You know what’s so beautiful too? When I was in college, I came out. That’s when I feel I personally came out. The most important thing for me was to come out to my mom and dad and sister and close friends. It was a process, but it was beautiful. So I always felt out. And this is funny: the first-ever work I did on TV in Colombia, I was approached by a woman at a gay club.
She was like have you considered acting?
So it goes to show: I’ve lived a perfectly out life, even when I started working on TV there with the macho situations and all that stuff. Producers, directors, the networks have only been so loving. I’m so grateful to work with them. It wasn’t until social media that things started to change. At home, I would go to gay clubs and interact with friends. I’d take pictures [with fans]. Then, when social media took such a chunk of our lives, I was doing this meditation by Oprah…
It was to become the person you needed growing up. Then I started wondering who I needed when I was growing up, and was like I was a homosexual growing up in Colombia. I experienced a lot of homophobia, a lot of negativity toward the community associated with disrespectful words. And I tried to look for a reference, and I couldn’t, as a kid, look up to someone gay living a normal life. So when I did the meditation, [I realized] I had a platform to make contact with my fans. And I realized I was keeping my private life private, so I figured why not integrate?
And hearing from fans who were contemplating suicide and all these things that were heartbreaking, I realized I [couldn’t] keep it to myself. I was out, but maybe people who know my work have no idea about my personal life. I didn’t have to; I chose to. And it’s been beautiful.

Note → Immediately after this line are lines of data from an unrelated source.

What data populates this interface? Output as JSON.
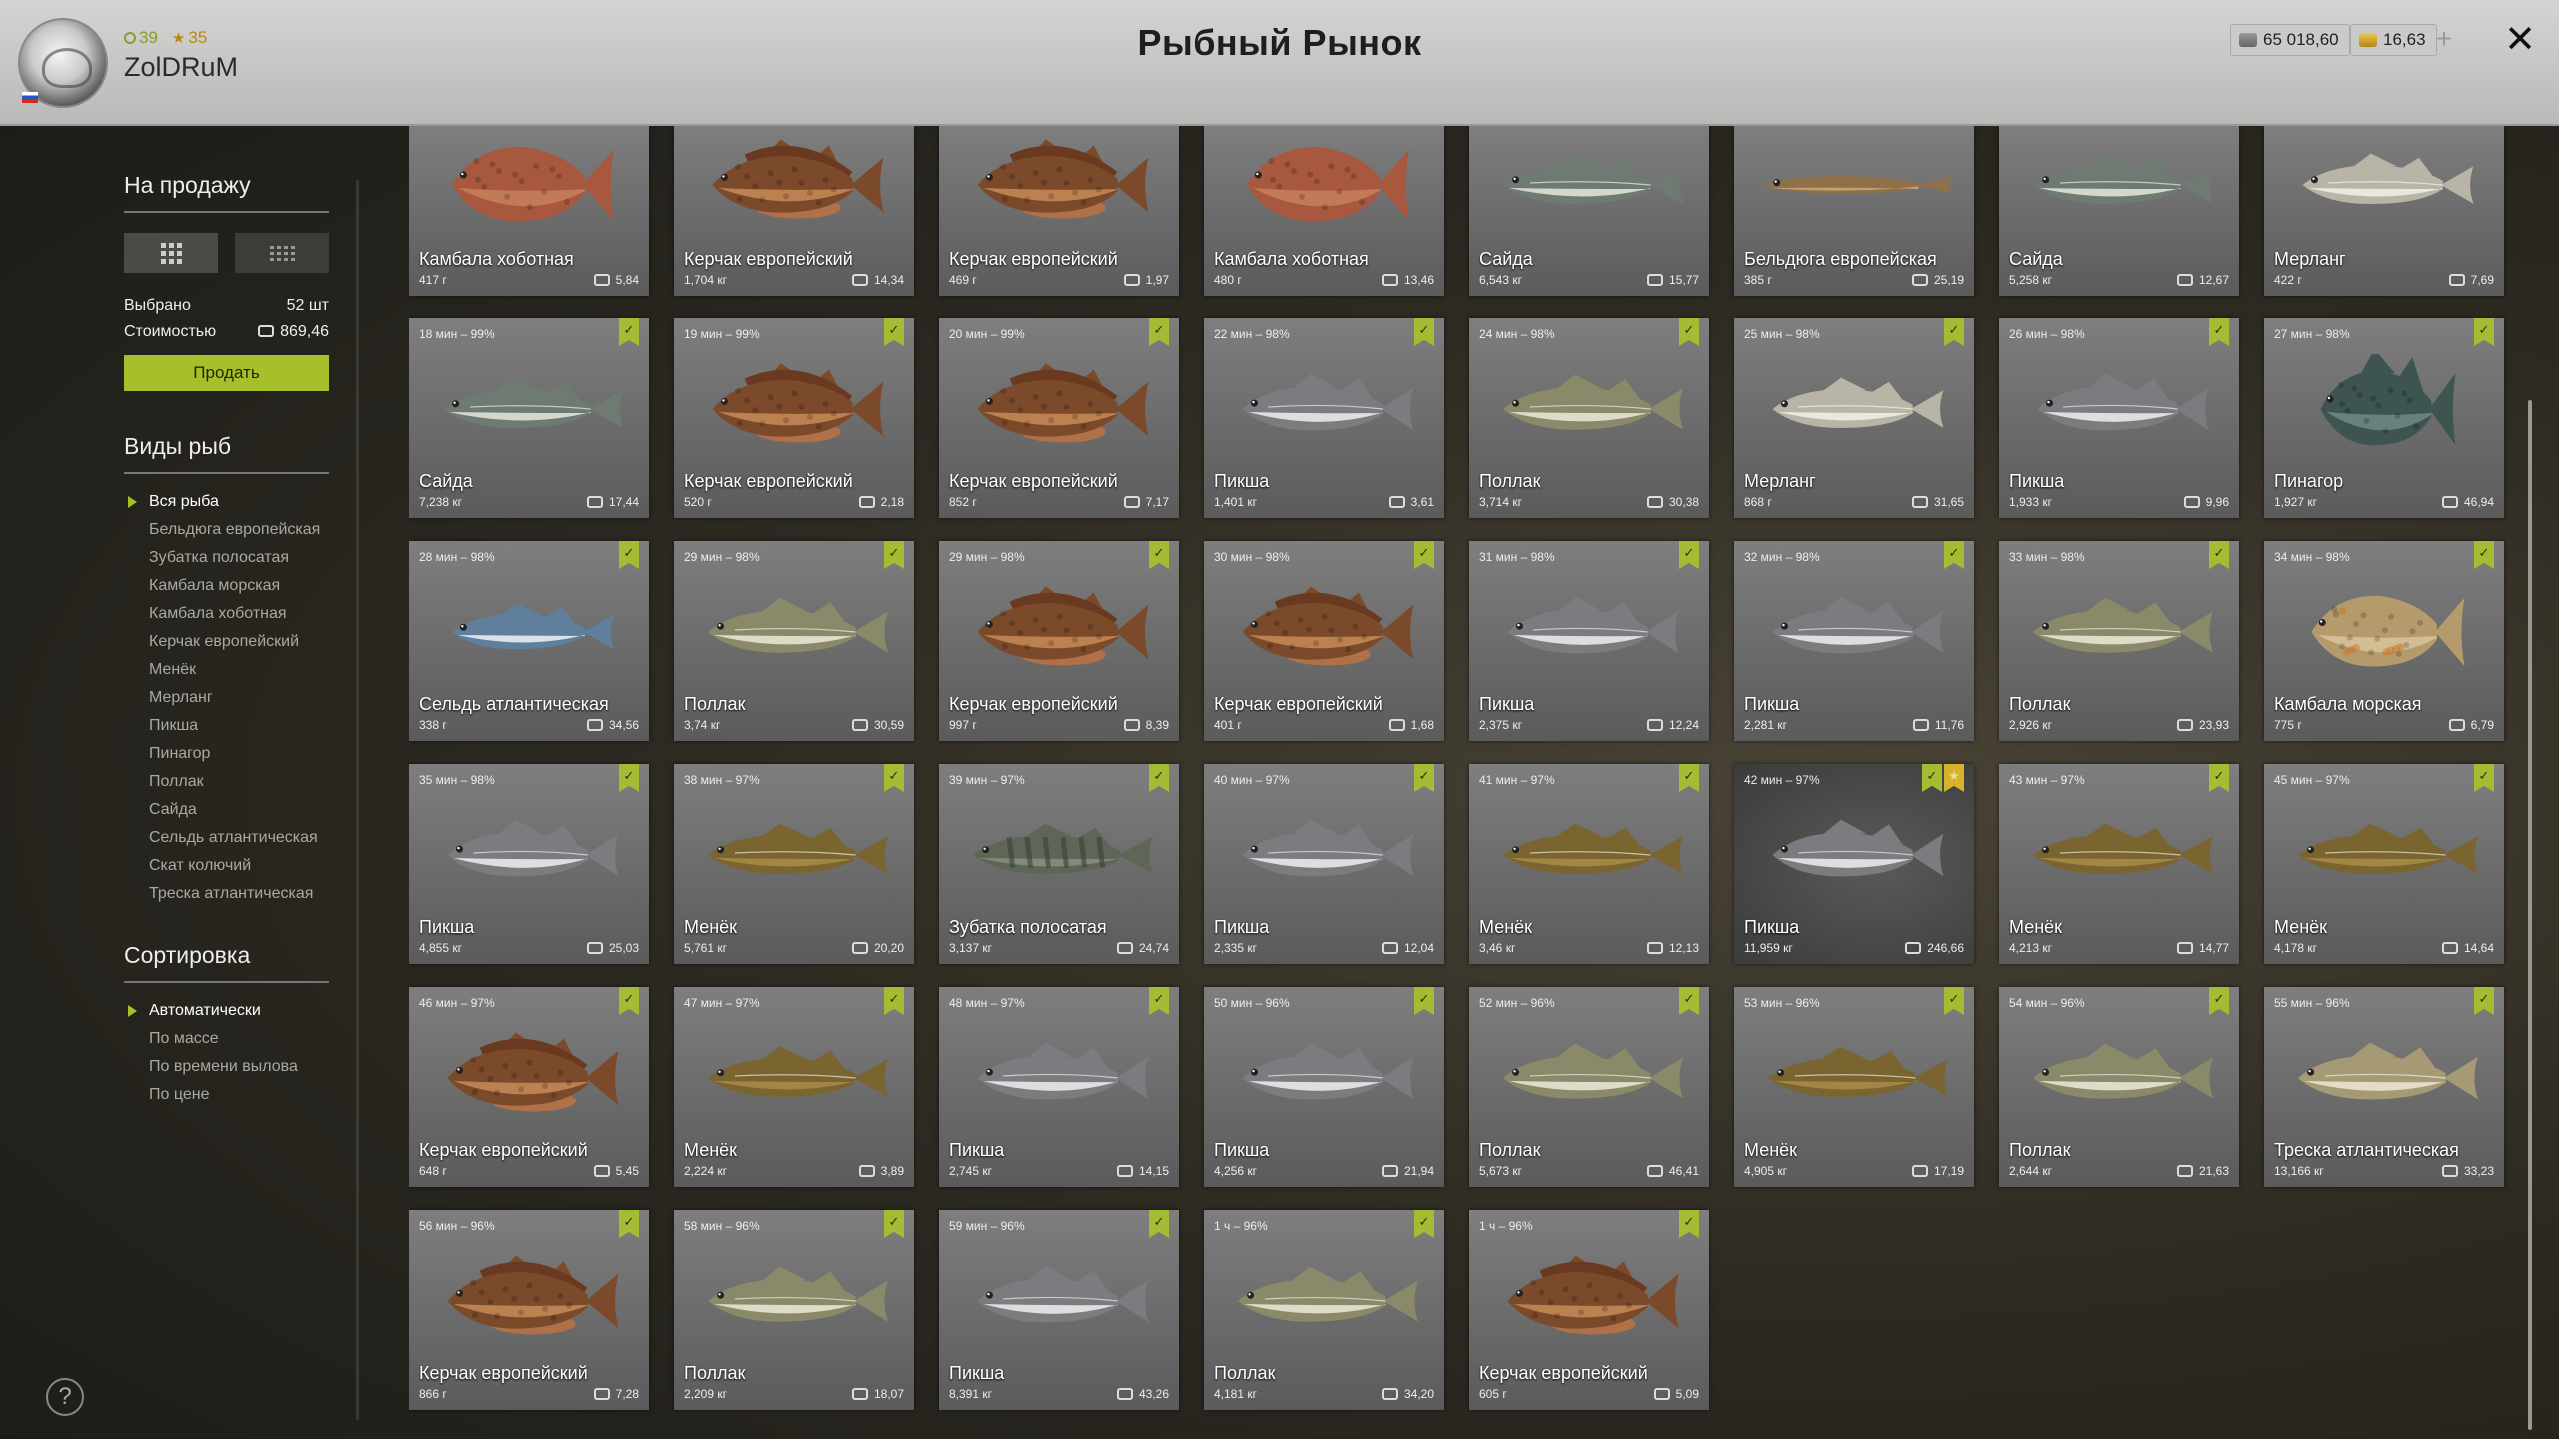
{
  "header": {
    "title": "Рыбный Рынок",
    "username": "ZolDRuM",
    "level": "39",
    "rank": "35",
    "silver": "65 018,60",
    "gold": "16,63"
  },
  "sidebar": {
    "for_sale_title": "На продажу",
    "selected_label": "Выбрано",
    "selected_value": "52 шт",
    "cost_label": "Стоимостью",
    "cost_value": "869,46",
    "sell_label": "Продать",
    "species_title": "Виды рыб",
    "species": [
      "Вся рыба",
      "Бельдюга европейская",
      "Зубатка полосатая",
      "Камбала морская",
      "Камбала хоботная",
      "Керчак европейский",
      "Менёк",
      "Мерланг",
      "Пикша",
      "Пинагор",
      "Поллак",
      "Сайда",
      "Сельдь атлантическая",
      "Скат колючий",
      "Треска атлантическая"
    ],
    "sort_title": "Сортировка",
    "sort": [
      "Автоматически",
      "По массе",
      "По времени вылова",
      "По цене"
    ]
  },
  "colors": {
    "accent": "#a5c02a",
    "badge": "#a4bc34",
    "star": "#d7b22a"
  },
  "cards": [
    {
      "time": "",
      "name": "Камбала хоботная",
      "weight": "417 г",
      "price": "5,84",
      "type": "flat"
    },
    {
      "time": "",
      "name": "Керчак европейский",
      "weight": "1,704 кг",
      "price": "14,34",
      "type": "sculpin"
    },
    {
      "time": "",
      "name": "Керчак европейский",
      "weight": "469 г",
      "price": "1,97",
      "type": "sculpin"
    },
    {
      "time": "",
      "name": "Камбала хоботная",
      "weight": "480 г",
      "price": "13,46",
      "type": "flat"
    },
    {
      "time": "",
      "name": "Сайда",
      "weight": "6,543 кг",
      "price": "15,77",
      "type": "saithe"
    },
    {
      "time": "",
      "name": "Бельдюга европейская",
      "weight": "385 г",
      "price": "25,19",
      "type": "eel"
    },
    {
      "time": "",
      "name": "Сайда",
      "weight": "5,258 кг",
      "price": "12,67",
      "type": "saithe"
    },
    {
      "time": "",
      "name": "Мерланг",
      "weight": "422 г",
      "price": "7,69",
      "type": "whiting"
    },
    {
      "time": "18 мин – 99%",
      "name": "Сайда",
      "weight": "7,238 кг",
      "price": "17,44",
      "type": "saithe"
    },
    {
      "time": "19 мин – 99%",
      "name": "Керчак европейский",
      "weight": "520 г",
      "price": "2,18",
      "type": "sculpin"
    },
    {
      "time": "20 мин – 99%",
      "name": "Керчак европейский",
      "weight": "852 г",
      "price": "7,17",
      "type": "sculpin"
    },
    {
      "time": "22 мин – 98%",
      "name": "Пикша",
      "weight": "1,401 кг",
      "price": "3,61",
      "type": "haddock"
    },
    {
      "time": "24 мин – 98%",
      "name": "Поллак",
      "weight": "3,714 кг",
      "price": "30,38",
      "type": "pollack"
    },
    {
      "time": "25 мин – 98%",
      "name": "Мерланг",
      "weight": "868 г",
      "price": "31,65",
      "type": "whiting"
    },
    {
      "time": "26 мин – 98%",
      "name": "Пикша",
      "weight": "1,933 кг",
      "price": "9,96",
      "type": "haddock"
    },
    {
      "time": "27 мин – 98%",
      "name": "Пинагор",
      "weight": "1,927 кг",
      "price": "46,94",
      "type": "lump"
    },
    {
      "time": "28 мин – 98%",
      "name": "Сельдь атлантическая",
      "weight": "338 г",
      "price": "34,56",
      "type": "herring"
    },
    {
      "time": "29 мин – 98%",
      "name": "Поллак",
      "weight": "3,74 кг",
      "price": "30,59",
      "type": "pollack"
    },
    {
      "time": "29 мин – 98%",
      "name": "Керчак европейский",
      "weight": "997 г",
      "price": "8,39",
      "type": "sculpin"
    },
    {
      "time": "30 мин – 98%",
      "name": "Керчак европейский",
      "weight": "401 г",
      "price": "1,68",
      "type": "sculpin"
    },
    {
      "time": "31 мин – 98%",
      "name": "Пикша",
      "weight": "2,375 кг",
      "price": "12,24",
      "type": "haddock"
    },
    {
      "time": "32 мин – 98%",
      "name": "Пикша",
      "weight": "2,281 кг",
      "price": "11,76",
      "type": "haddock"
    },
    {
      "time": "33 мин – 98%",
      "name": "Поллак",
      "weight": "2,926 кг",
      "price": "23,93",
      "type": "pollack"
    },
    {
      "time": "34 мин – 98%",
      "name": "Камбала морская",
      "weight": "775 г",
      "price": "6,79",
      "type": "plaice"
    },
    {
      "time": "35 мин – 98%",
      "name": "Пикша",
      "weight": "4,855 кг",
      "price": "25,03",
      "type": "haddock"
    },
    {
      "time": "38 мин – 97%",
      "name": "Менёк",
      "weight": "5,761 кг",
      "price": "20,20",
      "type": "tusk"
    },
    {
      "time": "39 мин – 97%",
      "name": "Зубатка полосатая",
      "weight": "3,137 кг",
      "price": "24,74",
      "type": "wolf"
    },
    {
      "time": "40 мин – 97%",
      "name": "Пикша",
      "weight": "2,335 кг",
      "price": "12,04",
      "type": "haddock"
    },
    {
      "time": "41 мин – 97%",
      "name": "Менёк",
      "weight": "3,46 кг",
      "price": "12,13",
      "type": "tusk"
    },
    {
      "time": "42 мин – 97%",
      "name": "Пикша",
      "weight": "11,959 кг",
      "price": "246,66",
      "type": "haddock",
      "star": true,
      "selected": true
    },
    {
      "time": "43 мин – 97%",
      "name": "Менёк",
      "weight": "4,213 кг",
      "price": "14,77",
      "type": "tusk"
    },
    {
      "time": "45 мин – 97%",
      "name": "Менёк",
      "weight": "4,178 кг",
      "price": "14,64",
      "type": "tusk"
    },
    {
      "time": "46 мин – 97%",
      "name": "Керчак европейский",
      "weight": "648 г",
      "price": "5,45",
      "type": "sculpin"
    },
    {
      "time": "47 мин – 97%",
      "name": "Менёк",
      "weight": "2,224 кг",
      "price": "3,89",
      "type": "tusk"
    },
    {
      "time": "48 мин – 97%",
      "name": "Пикша",
      "weight": "2,745 кг",
      "price": "14,15",
      "type": "haddock"
    },
    {
      "time": "50 мин – 96%",
      "name": "Пикша",
      "weight": "4,256 кг",
      "price": "21,94",
      "type": "haddock"
    },
    {
      "time": "52 мин – 96%",
      "name": "Поллак",
      "weight": "5,673 кг",
      "price": "46,41",
      "type": "pollack"
    },
    {
      "time": "53 мин – 96%",
      "name": "Менёк",
      "weight": "4,905 кг",
      "price": "17,19",
      "type": "tusk"
    },
    {
      "time": "54 мин – 96%",
      "name": "Поллак",
      "weight": "2,644 кг",
      "price": "21,63",
      "type": "pollack"
    },
    {
      "time": "55 мин – 96%",
      "name": "Треска атлантическая",
      "weight": "13,166 кг",
      "price": "33,23",
      "type": "cod"
    },
    {
      "time": "56 мин – 96%",
      "name": "Керчак европейский",
      "weight": "866 г",
      "price": "7,28",
      "type": "sculpin"
    },
    {
      "time": "58 мин – 96%",
      "name": "Поллак",
      "weight": "2,209 кг",
      "price": "18,07",
      "type": "pollack"
    },
    {
      "time": "59 мин – 96%",
      "name": "Пикша",
      "weight": "8,391 кг",
      "price": "43,26",
      "type": "haddock"
    },
    {
      "time": "1 ч – 96%",
      "name": "Поллак",
      "weight": "4,181 кг",
      "price": "34,20",
      "type": "pollack"
    },
    {
      "time": "1 ч – 96%",
      "name": "Керчак европейский",
      "weight": "605 г",
      "price": "5,09",
      "type": "sculpin"
    }
  ]
}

And, as for the kind of roles I’m offered, one of the most beautiful things I did before coming out was ask what I have to lose. I had friends who said don’t do it, people I work with. And if [coming out] meant I wasn’t offered those macho roles, hey, been there done that. I want characters that offer what Flavio offers. Also, as you get older, you look at life as more joy and less drama, less fear. If I can help anybody go through those sentiments, and be joyful, and see I have a normal life when they look at my Instagram, I’ve completed my Oprah mission.
I love that it’s your “Oprah mission.”
I’m a fan.
So where to from here? You can speak English, you can speak Spanish. You’ve proven you can do well with a plumb role. What kind of parts do you want to be considered for? Gay roles? Straight roles? Do you not care?
I want to stay here. I’m in a relationship here. I’m feeling more at home. At this point, it’s funny: you don’t want to be the best gay actor; you want to be the best actor. I want access to the best roles there are. Also, I think it’s really important if there are gay roles that come my way to play them with dignity. As a gay man, I feel like a lot of what I’ve seen in the media—here, we have lots of queer people behind the scenes redefining what we see. Hopefully, that happens in Latin America as well. I’m just thankful to take it day by day and really to bring whatever truth to a character. I’m cultivating a career here.
Half Brothers lands in cinemas December 4.